Game and Fish has its aim set on northwest Wyoming’s 23 feedgrounds, where it and federal agencies supply hay to 25,000 wild elk during the winter. That feeding protects ranchers’ grass while keeping elk abundant for hunters. The crowding encourages the spread of disease; brucellosis is rarely detected in free-ranging elk but common among feedgrounds elk (HCN, 4/29/02: Are Wyoming's feedgrounds a hotbed of disease?).
State wildlife agents plan to begin with the 400 to 600 elk that winter at the Muddy Creek feedground, next to the Jensens’ ranch. They’ll place a trail of hay to lure the elk into a new corral, and then they’ll test each adult female elk for brucellosis, because adult females are most likely to spread the disease, via aborted fetal tissue. Any that test positive will be hauled to an Idaho slaughterhouse. The rest of the elk will be released.
The Muddy Creek experiment is set to last five years, and officials estimate that 60 to 100 elk will be slaughtered in the first year alone. If the killing is deemed successful in reducing the incidence of brucellosis, it will be expanded to the state’s other feedgrounds.

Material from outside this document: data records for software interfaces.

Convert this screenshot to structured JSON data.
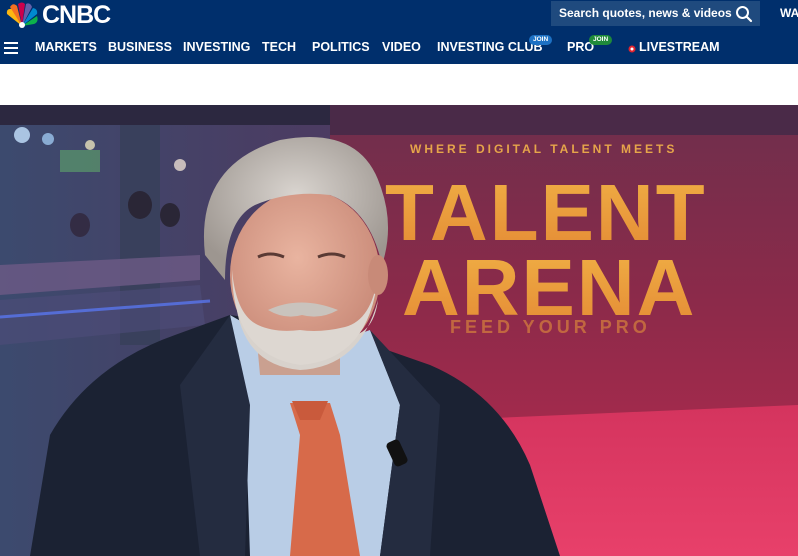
{
  "brand": {
    "name": "CNBC",
    "logo_icon": "peacock-icon",
    "colors": {
      "header_bg": "#002f6c",
      "search_bg": "#1f4a7e",
      "join_blue": "#1d71c4",
      "join_green": "#1f8a3a",
      "live_red": "#e0242f"
    }
  },
  "search": {
    "placeholder": "Search quotes, news & videos",
    "icon": "search-icon"
  },
  "header_cut_link": "WA",
  "nav": {
    "menu_icon": "hamburger-icon",
    "items": [
      {
        "label": "MARKETS"
      },
      {
        "label": "BUSINESS"
      },
      {
        "label": "INVESTING"
      },
      {
        "label": "TECH"
      },
      {
        "label": "POLITICS"
      },
      {
        "label": "VIDEO"
      },
      {
        "label": "INVESTING CLUB",
        "badge": "JOIN"
      },
      {
        "label": "PRO",
        "badge": "JOIN"
      },
      {
        "label": "LIVESTREAM",
        "icon": "live-dot-icon"
      }
    ]
  },
  "video": {
    "backdrop_lines": [
      "WHERE DIGITAL TALENT MEETS",
      "TALENT",
      "ARENA",
      "FEED YOUR PRO"
    ]
  }
}
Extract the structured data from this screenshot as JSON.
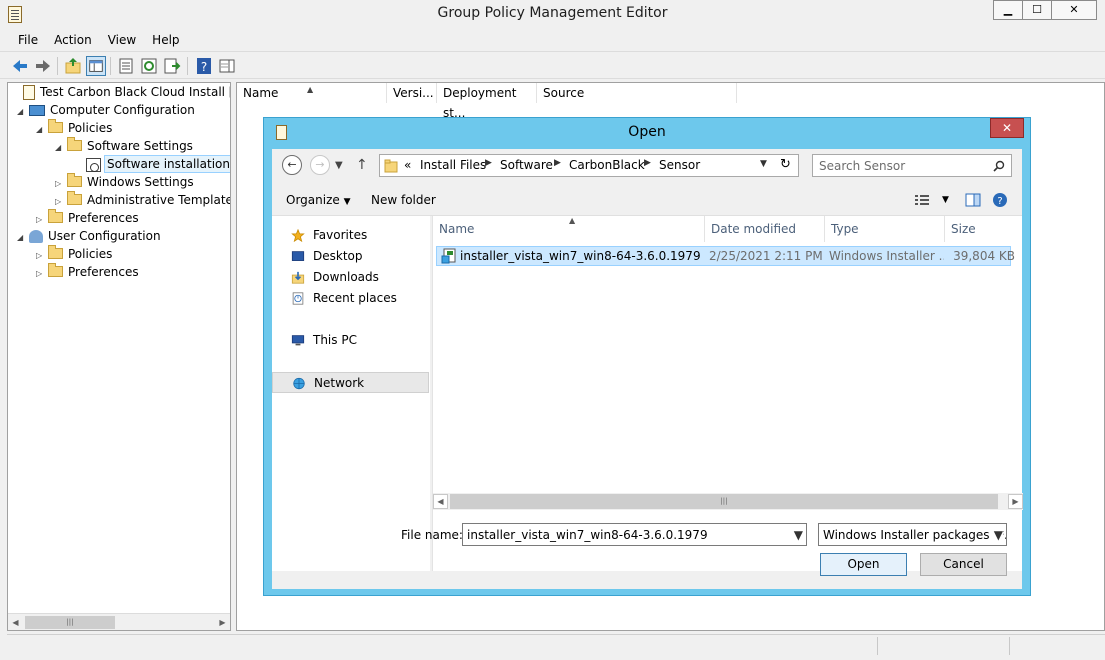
{
  "window": {
    "title": "Group Policy Management Editor"
  },
  "menu": [
    "File",
    "Action",
    "View",
    "Help"
  ],
  "tree": [
    {
      "label": "Test Carbon Black Cloud Install [PROD",
      "icon": "policy-doc-icon",
      "expander": ""
    },
    {
      "label": "Computer Configuration",
      "icon": "computer-icon",
      "expander": "◢"
    },
    {
      "label": "Policies",
      "icon": "folder-icon",
      "expander": "◢"
    },
    {
      "label": "Software Settings",
      "icon": "folder-icon",
      "expander": "◢"
    },
    {
      "label": "Software installation",
      "icon": "software-installation-icon",
      "expander": ""
    },
    {
      "label": "Windows Settings",
      "icon": "folder-icon",
      "expander": "▷"
    },
    {
      "label": "Administrative Templates:",
      "icon": "folder-icon",
      "expander": "▷"
    },
    {
      "label": "Preferences",
      "icon": "folder-icon",
      "expander": "▷"
    },
    {
      "label": "User Configuration",
      "icon": "user-icon",
      "expander": "◢"
    },
    {
      "label": "Policies",
      "icon": "folder-icon",
      "expander": "▷"
    },
    {
      "label": "Preferences",
      "icon": "folder-icon",
      "expander": "▷"
    }
  ],
  "list_columns": [
    "Name",
    "Versi...",
    "Deployment st...",
    "Source"
  ],
  "dialog": {
    "title": "Open",
    "close_label": "✕",
    "breadcrumb_prefix": "«",
    "breadcrumb": [
      "Install Files",
      "Software",
      "CarbonBlack",
      "Sensor"
    ],
    "search_placeholder": "Search Sensor",
    "organize_label": "Organize",
    "new_folder_label": "New folder",
    "nav": [
      {
        "label": "Favorites",
        "icon": "star-icon"
      },
      {
        "label": "Desktop",
        "icon": "desktop-icon"
      },
      {
        "label": "Downloads",
        "icon": "downloads-icon"
      },
      {
        "label": "Recent places",
        "icon": "recent-places-icon"
      },
      {
        "label": "This PC",
        "icon": "this-pc-icon"
      },
      {
        "label": "Network",
        "icon": "network-icon"
      }
    ],
    "columns": [
      "Name",
      "Date modified",
      "Type",
      "Size"
    ],
    "files": [
      {
        "name": "installer_vista_win7_win8-64-3.6.0.1979",
        "date": "2/25/2021 2:11 PM",
        "type": "Windows Installer ...",
        "size": "39,804 KB",
        "icon": "msi-package-icon"
      }
    ],
    "file_name_label": "File name:",
    "file_name_value": "installer_vista_win7_win8-64-3.6.0.1979",
    "file_type_value": "Windows Installer packages (*.msi)",
    "open_label": "Open",
    "cancel_label": "Cancel"
  }
}
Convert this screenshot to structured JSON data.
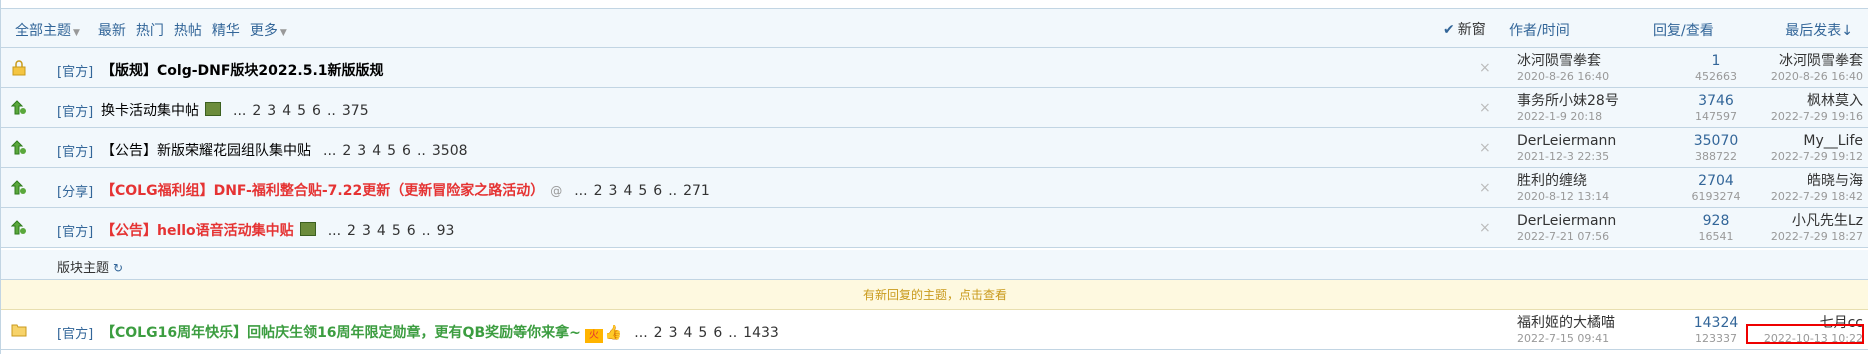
{
  "header": {
    "all_topics": "全部主题",
    "filters": [
      "最新",
      "热门",
      "热帖",
      "精华",
      "更多"
    ],
    "new_window": "新窗",
    "author_time": "作者/时间",
    "reply_view": "回复/查看",
    "last_post": "最后发表↓"
  },
  "threads": [
    {
      "category": "[官方]",
      "title": "【版规】Colg-DNF版块2022.5.1新版版规",
      "style": "bold",
      "pages": [],
      "author": "冰河陨雪拳套",
      "author_time": "2020-8-26 16:40",
      "replies": "1",
      "views": "452663",
      "last_user": "冰河陨雪拳套",
      "last_time": "2020-8-26 16:40",
      "icon": "lock"
    },
    {
      "category": "[官方]",
      "title": "换卡活动集中帖",
      "style": "normal",
      "pages": [
        "...",
        "2",
        "3",
        "4",
        "5",
        "6",
        "..",
        "375"
      ],
      "author": "事务所小妹28号",
      "author_time": "2022-1-9 20:18",
      "replies": "3746",
      "views": "147597",
      "last_user": "枫林莫入",
      "last_time": "2022-7-29 19:16",
      "icon": "pin"
    },
    {
      "category": "[官方]",
      "title": "【公告】新版荣耀花园组队集中贴",
      "style": "normal",
      "pages": [
        "...",
        "2",
        "3",
        "4",
        "5",
        "6",
        "..",
        "3508"
      ],
      "author": "DerLeiermann",
      "author_time": "2021-12-3 22:35",
      "replies": "35070",
      "views": "388722",
      "last_user": "My__Life",
      "last_time": "2022-7-29 19:12",
      "icon": "pin"
    },
    {
      "category": "[分享]",
      "title": "【COLG福利组】DNF-福利整合贴-7.22更新（更新冒险家之路活动）",
      "style": "red",
      "pages": [
        "...",
        "2",
        "3",
        "4",
        "5",
        "6",
        "..",
        "271"
      ],
      "author": "胜利的缠绕",
      "author_time": "2020-8-12 13:14",
      "replies": "2704",
      "views": "6193274",
      "last_user": "皓晓与海",
      "last_time": "2022-7-29 18:42",
      "icon": "pin"
    },
    {
      "category": "[官方]",
      "title": "【公告】hello语音活动集中贴",
      "style": "red",
      "pages": [
        "...",
        "2",
        "3",
        "4",
        "5",
        "6",
        "..",
        "93"
      ],
      "author": "DerLeiermann",
      "author_time": "2022-7-21 07:56",
      "replies": "928",
      "views": "16541",
      "last_user": "小凡先生Lz",
      "last_time": "2022-7-29 18:27",
      "icon": "pin"
    }
  ],
  "section_label": "版块主题",
  "notice": "有新回复的主题，点击查看",
  "normal_thread": {
    "category": "[官方]",
    "title": "【COLG16周年快乐】回帖庆生领16周年限定勋章，更有QB奖励等你来拿~",
    "badge": "火",
    "pages": [
      "...",
      "2",
      "3",
      "4",
      "5",
      "6",
      "..",
      "1433"
    ],
    "author": "福利姬的大橘喵",
    "author_time": "2022-7-15 09:41",
    "replies": "14324",
    "views": "123337",
    "last_user": "七月cc",
    "last_time": "2022-10-13 10:22"
  }
}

The proposed elk slaughter has caused rifts within the ranks of scientists, conservationists and other interests. The Wyoming Brucellosis Coordination Team, whose members include veterinarians, ranchers and hunters, approved the plan by a narrow margin. The Wyoming Wildlife Federation also supports it, pointing to a similar effort in Idaho that reduced brucellosis in feedground elk. But many critics say it is doomed to failure. "It is a lousy way to manage an elk herd," says Barry Reiswig, manager of the National Elk Refuge, a federal feedground near Jackson. If even a few infected elk escape the roundup, he says, they’ll wipe out any benefits gained.

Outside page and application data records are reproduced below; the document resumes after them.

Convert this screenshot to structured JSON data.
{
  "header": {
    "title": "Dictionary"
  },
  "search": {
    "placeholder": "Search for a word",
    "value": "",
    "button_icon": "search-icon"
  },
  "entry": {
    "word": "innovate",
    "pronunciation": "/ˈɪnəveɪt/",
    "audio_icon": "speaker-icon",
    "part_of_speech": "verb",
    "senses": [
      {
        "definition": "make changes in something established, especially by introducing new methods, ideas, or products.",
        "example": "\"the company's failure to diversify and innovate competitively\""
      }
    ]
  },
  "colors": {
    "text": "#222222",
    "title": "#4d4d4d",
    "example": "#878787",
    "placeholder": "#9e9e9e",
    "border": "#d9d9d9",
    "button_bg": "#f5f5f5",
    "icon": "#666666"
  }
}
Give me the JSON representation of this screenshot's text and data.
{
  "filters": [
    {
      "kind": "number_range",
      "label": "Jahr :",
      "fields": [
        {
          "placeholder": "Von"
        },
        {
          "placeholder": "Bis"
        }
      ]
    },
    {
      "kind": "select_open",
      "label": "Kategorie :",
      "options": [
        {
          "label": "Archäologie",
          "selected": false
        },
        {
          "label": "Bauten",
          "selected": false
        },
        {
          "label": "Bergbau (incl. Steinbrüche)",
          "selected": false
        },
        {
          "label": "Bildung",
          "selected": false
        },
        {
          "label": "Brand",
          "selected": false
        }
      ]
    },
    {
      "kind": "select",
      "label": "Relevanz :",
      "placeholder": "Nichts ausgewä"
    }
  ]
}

Some groups, including the Wyoming Outdoor Council, have long called for the feedgrounds to be shut down, and the test-and-slaughter plan has only increased their fervor. They want to return to a less intrusive style of elk management.
They also say that if the selective slaughter allows the feedgrounds to keep operating, that could spread chronic wasting disease, a fatal brain malady that is far more dangerous to wildlife than brucellosis is (HCN, 2/16/04: Solving the puzzle of chronic wasting disease: Veterinarian Beth Williams). Fears of that disease increased this fall, when it was discovered in seven deer around Thermopolis. If it reaches the feedgrounds, it would cause an epidemic, killing all the animals it infects, says Robert Hoskins, president of the Dubois Wildlife Association.
Ken Mills, a University of Wyoming veterinary science professor, agrees that the feed-grounds should be closed. At the same time, he thinks the test-and-slaughter effort should be even more aggressive. Anything less, he says, and Wyoming will have a never-ending supply of brucellosis-infected animals.
Rob Shaul, publisher of the Pinedale Roundup, a weekly newspaper, warns that the test-and-slaughter will be "a political disaster. It could be seen by the general public, and especially by many hunters, as a revenge killing by ranchers. And people will see Wyoming Game and Fish killing elk that look perfectly healthy."
The effort highlights "ranchers’ control over the political processes and the Game and Fish departments across the West," says Jon Marvel, head of Idaho-based Western Watersheds Project, a group that often battles the industry over environmental issues. "Any wildlife that interferes in any way with ranching, from prairie dogs to predators, is killed, to avoid any economic impact on ranchers."
Two years after the government slaughtered the Jensens’ cattle, the couple continues to suffer financially. They’re buying and breeding a new cattle herd, but because they lost all their heifers in 2003, they have no yearling calves to sell this year. That’s a loss of about $100,000, Marilyn Jensen says.
"It’s going to take years to build our herd back up," she says. "We’re not against the elk or the hunters. We had to get rid of our diseased cattle, so they should get rid of their diseased elk."
But even Doc Jensen doesn’t think the effort will eradicate brucellosis from the local elk herd. "It’ll knock a hell of a hole in it," he says, and that’s a start.
Brodie Farquhar is a freelance writer based in Lander, Wyoming. Ray Ring, HCN's Northern Rockies Editor, based in Bozeman, Montana, contributed to this story.